Filter the entries and keep only the lines where the string "text" appears.

==== DATA EXTRACT

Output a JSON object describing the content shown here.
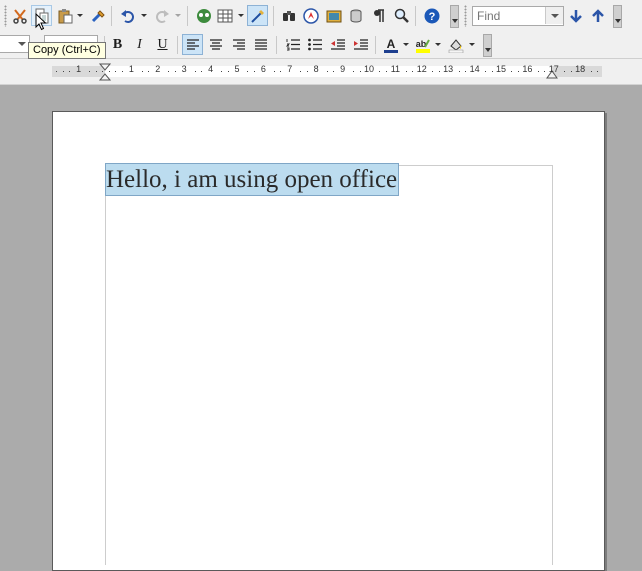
{
  "toolbar_standard": {
    "find": {
      "placeholder": "Find"
    }
  },
  "toolbar_formatting": {
    "bold_label": "B",
    "italic_label": "I",
    "underline_label": "U"
  },
  "tooltip": {
    "text": "Copy (Ctrl+C)"
  },
  "ruler": {
    "numbers": [
      "1",
      "1",
      "2",
      "3",
      "4",
      "5",
      "6",
      "7",
      "8",
      "9",
      "10",
      "11",
      "12",
      "13",
      "14",
      "15",
      "16",
      "17",
      "18"
    ]
  },
  "document": {
    "text": "Hello, i am using open office"
  },
  "colors": {
    "selection_highlight": "#bcdcef",
    "font_color_bar": "#1e3f8f",
    "highlight_bar": "#ffff00",
    "help_icon": "#1b58b8"
  }
}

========

* **TASK RESULT**:
    "text": "Copy (Ctrl+C)"
    "text": "Hello, i am using open office"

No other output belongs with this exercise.